Copy, from the data below, every line that has "timestamp" in it.

[Stored data entries]
_ _ _ _
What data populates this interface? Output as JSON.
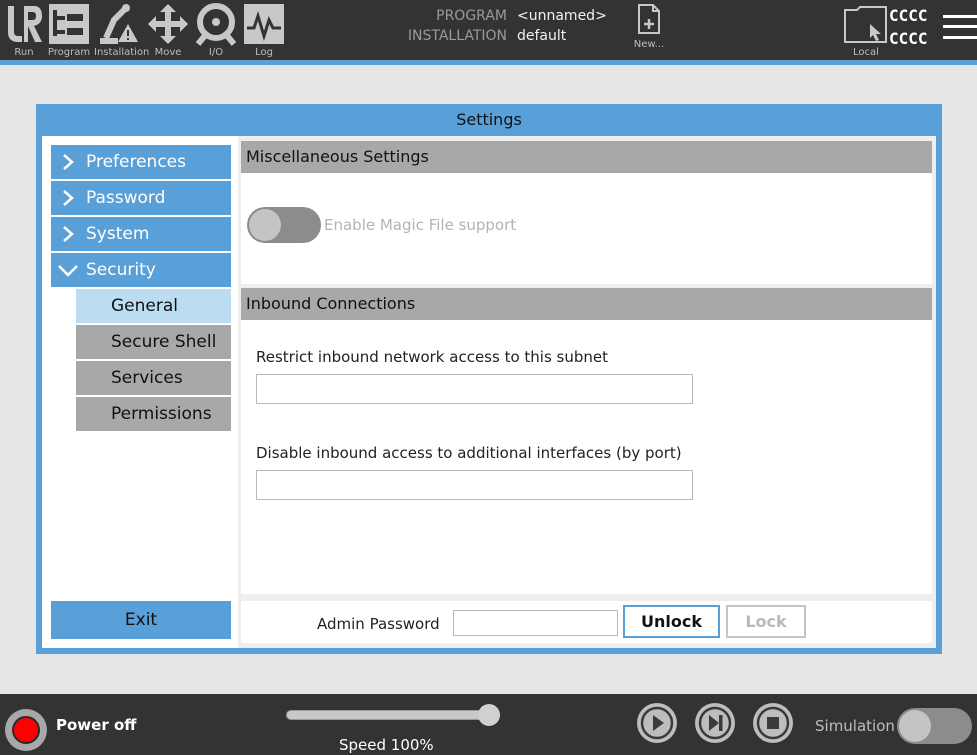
{
  "topbar": {
    "nav": [
      {
        "label": "Run",
        "icon": "ur-logo-icon"
      },
      {
        "label": "Program",
        "icon": "program-icon"
      },
      {
        "label": "Installation",
        "icon": "installation-icon"
      },
      {
        "label": "Move",
        "icon": "move-icon"
      },
      {
        "label": "I/O",
        "icon": "io-icon"
      },
      {
        "label": "Log",
        "icon": "log-icon"
      }
    ],
    "program_key": "PROGRAM",
    "program_value": "<unnamed>",
    "installation_key": "INSTALLATION",
    "installation_value": "default",
    "new_label": "New...",
    "local_label": "Local",
    "robot_id_line1": "CCCC",
    "robot_id_line2": "CCCC"
  },
  "settings": {
    "title": "Settings",
    "sidebar": {
      "items": [
        {
          "label": "Preferences",
          "expanded": false
        },
        {
          "label": "Password",
          "expanded": false
        },
        {
          "label": "System",
          "expanded": false
        },
        {
          "label": "Security",
          "expanded": true
        }
      ],
      "sub_items": [
        {
          "label": "General",
          "active": true
        },
        {
          "label": "Secure Shell",
          "active": false
        },
        {
          "label": "Services",
          "active": false
        },
        {
          "label": "Permissions",
          "active": false
        }
      ],
      "exit_label": "Exit"
    },
    "misc": {
      "header": "Miscellaneous Settings",
      "magic_file_label": "Enable Magic File support",
      "magic_file_enabled": false
    },
    "inbound": {
      "header": "Inbound Connections",
      "subnet_label": "Restrict inbound network access to this subnet",
      "subnet_value": "",
      "ports_label": "Disable inbound access to additional interfaces (by port)",
      "ports_value": ""
    },
    "admin": {
      "password_label": "Admin Password",
      "password_value": "",
      "unlock_label": "Unlock",
      "lock_label": "Lock"
    }
  },
  "bottombar": {
    "power_label": "Power off",
    "speed_label": "Speed 100%",
    "speed_fraction": 1.0,
    "simulation_label": "Simulation",
    "simulation_enabled": false
  },
  "colors": {
    "accent": "#5aa0d8",
    "active_sub": "#bcdcf2",
    "dark_bar": "#333333",
    "power_red": "#ff0000"
  }
}
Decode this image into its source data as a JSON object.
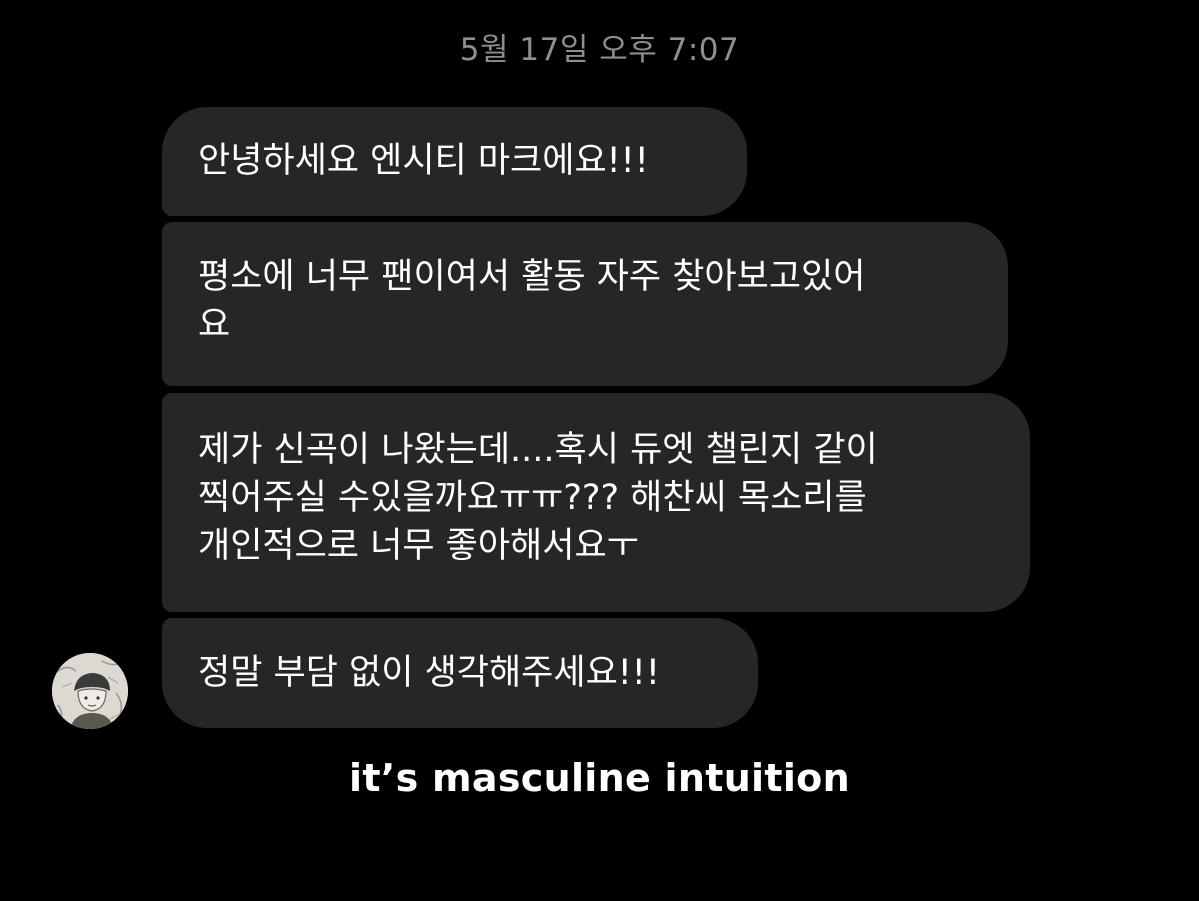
{
  "chat": {
    "timestamp": "5월 17일 오후 7:07",
    "messages": [
      {
        "lines": [
          "안녕하세요 엔시티 마크에요!!!"
        ]
      },
      {
        "lines": [
          "평소에 너무 팬이여서 활동 자주 찾아보고있어",
          "요"
        ]
      },
      {
        "lines": [
          "제가 신곡이 나왔는데....혹시 듀엣 챌린지 같이",
          "찍어주실 수있을까요ㅠㅠ??? 해찬씨 목소리를",
          "개인적으로 너무 좋아해서요ㅜ"
        ]
      },
      {
        "lines": [
          "정말 부담 없이 생각해주세요!!!"
        ]
      }
    ],
    "avatar_icon": "profile-sketch-avatar"
  },
  "caption": "it’s masculine intuition",
  "colors": {
    "background": "#000000",
    "bubble": "#262626",
    "text": "#ffffff",
    "timestamp": "#8e8e93"
  }
}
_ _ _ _
> Your solution:
    "timestamp": "5월 17일 오후 7:07",
    "timestamp": "#8e8e93"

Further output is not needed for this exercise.